“I love the relationship between the customer and the piece. When they find a dress from let’s say the 60’s, and you see their expression and you’re able to remember the original story of the piece and then create your own story with it, I get goosebumps. It’s not important if they buy it or not, that’s doesn’t matter. What’s important is the experience.”
And it goes without saying, your experience will be quite memorable at Cinzia.
5. Porta Portese Flea Market
This isn’t so much one shop as it is a glorious collision of all of your vintage dreams. Every Sunday, the biggest flea market in Rome puts on a show of thousands of stalls! Selling everything from vintage clothes (mix of generic t-shirts to beautiful gowns), household products, jewelry and accessories, designer knock-offs and miscellaneous treasures.
Although I have found tons of high quality, low price pieces here, my favorite is a perfectly baggy cashmere cardigan with leather argyle detail that I bought for €5. For the best deals and smallest crowds, get there first thing in the morning or right before they close up. As is true for any crowded area in a city, keep an eye on your belongings.
6. King Size Vintage
Starting from just a great vision and a booth at Porta Portese, King Size is a massive collection of vintage men’s and women’s wear and accessories. Their research and gathering from European vintage markets, as well as incorporating a West Coast American flare has seen King Size happily making the dream of vintage lovers come true for about seven years. Their focus is on pieces starting from the mid-1940’s and ending in the first half of the 90’s. One proud employee proudly boasted about his favorite part of his job.

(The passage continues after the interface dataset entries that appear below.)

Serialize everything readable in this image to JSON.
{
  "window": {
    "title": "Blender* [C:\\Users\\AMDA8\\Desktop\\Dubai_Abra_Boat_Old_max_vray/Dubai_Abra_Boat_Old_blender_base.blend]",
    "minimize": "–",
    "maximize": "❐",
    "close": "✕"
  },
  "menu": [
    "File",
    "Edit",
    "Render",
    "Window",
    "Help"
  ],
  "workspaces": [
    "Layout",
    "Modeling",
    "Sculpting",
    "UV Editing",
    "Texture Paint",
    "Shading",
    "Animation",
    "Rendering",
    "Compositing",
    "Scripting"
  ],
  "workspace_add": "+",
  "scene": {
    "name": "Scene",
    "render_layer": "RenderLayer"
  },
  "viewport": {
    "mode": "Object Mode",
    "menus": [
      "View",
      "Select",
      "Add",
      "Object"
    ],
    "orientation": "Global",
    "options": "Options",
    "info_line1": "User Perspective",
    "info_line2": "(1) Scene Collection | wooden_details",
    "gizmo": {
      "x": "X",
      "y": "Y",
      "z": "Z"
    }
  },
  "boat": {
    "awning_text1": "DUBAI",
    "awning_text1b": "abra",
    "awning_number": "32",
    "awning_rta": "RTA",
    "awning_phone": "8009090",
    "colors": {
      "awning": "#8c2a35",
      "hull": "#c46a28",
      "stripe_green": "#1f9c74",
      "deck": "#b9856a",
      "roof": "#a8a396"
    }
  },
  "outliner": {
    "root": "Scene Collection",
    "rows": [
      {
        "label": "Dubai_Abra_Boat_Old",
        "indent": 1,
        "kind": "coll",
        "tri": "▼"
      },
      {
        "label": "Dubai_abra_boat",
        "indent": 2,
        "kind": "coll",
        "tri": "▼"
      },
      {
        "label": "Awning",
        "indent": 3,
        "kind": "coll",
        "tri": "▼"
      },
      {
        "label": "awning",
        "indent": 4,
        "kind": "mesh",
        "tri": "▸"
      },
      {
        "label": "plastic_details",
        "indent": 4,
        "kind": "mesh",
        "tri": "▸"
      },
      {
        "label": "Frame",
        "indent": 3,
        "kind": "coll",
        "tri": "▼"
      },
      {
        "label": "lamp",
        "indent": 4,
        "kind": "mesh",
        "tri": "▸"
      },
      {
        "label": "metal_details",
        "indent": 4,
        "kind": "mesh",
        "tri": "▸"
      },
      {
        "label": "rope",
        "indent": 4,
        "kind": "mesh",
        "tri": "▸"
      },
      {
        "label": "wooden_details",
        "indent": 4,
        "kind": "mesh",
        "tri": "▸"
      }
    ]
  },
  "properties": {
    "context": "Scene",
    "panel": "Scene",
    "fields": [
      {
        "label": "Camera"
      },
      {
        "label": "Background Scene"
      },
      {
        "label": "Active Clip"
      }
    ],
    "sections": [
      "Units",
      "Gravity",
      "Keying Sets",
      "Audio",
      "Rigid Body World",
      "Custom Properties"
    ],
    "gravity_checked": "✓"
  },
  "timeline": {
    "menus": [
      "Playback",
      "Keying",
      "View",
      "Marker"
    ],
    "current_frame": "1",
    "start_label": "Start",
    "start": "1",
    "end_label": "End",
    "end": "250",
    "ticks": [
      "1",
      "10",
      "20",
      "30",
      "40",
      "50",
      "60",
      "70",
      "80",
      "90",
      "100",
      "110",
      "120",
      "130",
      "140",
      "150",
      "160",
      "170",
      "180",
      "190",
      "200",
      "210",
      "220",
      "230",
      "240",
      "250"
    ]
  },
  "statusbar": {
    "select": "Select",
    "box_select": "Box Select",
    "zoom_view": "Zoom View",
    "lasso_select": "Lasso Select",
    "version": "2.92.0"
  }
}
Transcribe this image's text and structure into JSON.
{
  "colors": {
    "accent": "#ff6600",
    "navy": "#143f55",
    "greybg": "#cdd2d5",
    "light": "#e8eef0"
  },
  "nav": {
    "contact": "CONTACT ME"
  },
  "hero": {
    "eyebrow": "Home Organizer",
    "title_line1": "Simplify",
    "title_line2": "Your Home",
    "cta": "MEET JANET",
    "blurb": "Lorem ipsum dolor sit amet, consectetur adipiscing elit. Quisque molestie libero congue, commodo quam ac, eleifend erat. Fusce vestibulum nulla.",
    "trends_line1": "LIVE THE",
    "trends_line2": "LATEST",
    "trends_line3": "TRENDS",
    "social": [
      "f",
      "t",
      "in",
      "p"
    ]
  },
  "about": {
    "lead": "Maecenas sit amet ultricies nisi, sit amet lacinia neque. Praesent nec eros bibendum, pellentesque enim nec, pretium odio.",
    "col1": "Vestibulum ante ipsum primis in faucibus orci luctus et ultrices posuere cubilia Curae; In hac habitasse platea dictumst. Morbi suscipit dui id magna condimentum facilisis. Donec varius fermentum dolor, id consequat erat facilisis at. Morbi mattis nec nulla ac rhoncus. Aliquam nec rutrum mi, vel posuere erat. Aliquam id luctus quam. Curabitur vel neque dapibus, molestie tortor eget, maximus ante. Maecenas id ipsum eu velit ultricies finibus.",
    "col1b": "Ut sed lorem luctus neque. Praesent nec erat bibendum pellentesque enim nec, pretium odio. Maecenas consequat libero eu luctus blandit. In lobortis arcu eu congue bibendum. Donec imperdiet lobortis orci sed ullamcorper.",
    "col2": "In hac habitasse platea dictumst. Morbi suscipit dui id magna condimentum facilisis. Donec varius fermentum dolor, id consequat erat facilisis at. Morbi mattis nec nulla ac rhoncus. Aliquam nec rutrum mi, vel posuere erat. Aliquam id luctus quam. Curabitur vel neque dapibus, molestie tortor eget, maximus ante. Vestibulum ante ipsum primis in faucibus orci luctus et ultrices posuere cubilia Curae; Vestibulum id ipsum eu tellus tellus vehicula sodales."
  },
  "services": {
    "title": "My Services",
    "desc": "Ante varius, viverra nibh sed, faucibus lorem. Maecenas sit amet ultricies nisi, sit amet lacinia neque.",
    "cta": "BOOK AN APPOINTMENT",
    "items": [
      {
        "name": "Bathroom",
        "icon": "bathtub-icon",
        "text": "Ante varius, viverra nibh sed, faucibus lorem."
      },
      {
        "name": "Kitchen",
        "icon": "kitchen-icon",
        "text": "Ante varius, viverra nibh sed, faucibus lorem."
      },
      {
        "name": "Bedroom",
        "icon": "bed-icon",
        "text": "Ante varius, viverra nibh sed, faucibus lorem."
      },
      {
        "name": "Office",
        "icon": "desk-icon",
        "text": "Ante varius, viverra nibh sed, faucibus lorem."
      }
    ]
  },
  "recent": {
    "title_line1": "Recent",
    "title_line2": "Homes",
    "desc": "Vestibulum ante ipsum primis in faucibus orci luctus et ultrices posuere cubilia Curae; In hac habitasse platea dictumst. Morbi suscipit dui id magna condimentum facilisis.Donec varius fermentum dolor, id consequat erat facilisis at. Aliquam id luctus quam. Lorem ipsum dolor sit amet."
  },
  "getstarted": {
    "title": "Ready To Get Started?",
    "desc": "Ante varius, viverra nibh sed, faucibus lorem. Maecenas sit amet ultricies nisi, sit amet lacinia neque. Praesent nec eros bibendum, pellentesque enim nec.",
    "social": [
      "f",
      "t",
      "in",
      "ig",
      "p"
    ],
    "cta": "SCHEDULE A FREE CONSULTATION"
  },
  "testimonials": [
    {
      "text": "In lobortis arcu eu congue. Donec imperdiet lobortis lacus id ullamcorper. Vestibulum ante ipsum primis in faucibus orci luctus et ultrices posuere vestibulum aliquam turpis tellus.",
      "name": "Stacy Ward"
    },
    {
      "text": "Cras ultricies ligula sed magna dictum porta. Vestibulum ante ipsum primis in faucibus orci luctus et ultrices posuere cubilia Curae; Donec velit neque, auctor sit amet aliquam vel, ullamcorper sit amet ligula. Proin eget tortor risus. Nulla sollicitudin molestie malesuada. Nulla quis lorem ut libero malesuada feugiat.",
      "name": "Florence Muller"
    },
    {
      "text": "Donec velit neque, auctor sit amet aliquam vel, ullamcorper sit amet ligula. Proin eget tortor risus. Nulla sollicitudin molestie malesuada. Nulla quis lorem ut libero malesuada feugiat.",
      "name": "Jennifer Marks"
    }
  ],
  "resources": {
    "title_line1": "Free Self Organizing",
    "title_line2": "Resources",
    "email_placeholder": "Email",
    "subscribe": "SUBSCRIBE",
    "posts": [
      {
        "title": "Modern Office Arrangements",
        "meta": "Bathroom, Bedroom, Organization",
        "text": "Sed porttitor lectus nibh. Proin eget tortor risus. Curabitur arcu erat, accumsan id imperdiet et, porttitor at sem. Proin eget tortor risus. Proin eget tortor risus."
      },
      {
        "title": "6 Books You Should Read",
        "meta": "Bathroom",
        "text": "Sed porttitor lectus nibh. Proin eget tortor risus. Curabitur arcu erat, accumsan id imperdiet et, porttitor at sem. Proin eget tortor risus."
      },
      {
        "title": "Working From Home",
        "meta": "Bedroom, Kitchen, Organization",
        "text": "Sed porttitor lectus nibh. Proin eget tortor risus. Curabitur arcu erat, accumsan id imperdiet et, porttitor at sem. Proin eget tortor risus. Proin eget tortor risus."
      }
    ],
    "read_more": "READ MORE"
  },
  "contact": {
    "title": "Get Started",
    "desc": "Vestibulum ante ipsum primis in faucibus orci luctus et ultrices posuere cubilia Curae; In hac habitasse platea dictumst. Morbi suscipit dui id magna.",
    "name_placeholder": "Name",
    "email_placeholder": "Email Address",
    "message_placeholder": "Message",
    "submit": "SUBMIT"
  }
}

“Searching for the merchandise,” he said without hesitation. “We go to markets in and out of Italy and carefully hand select each item in the store. When someone sees something you’ve picked out and they walk out with a great piece that has a unique look and story, it’s a great feeling.”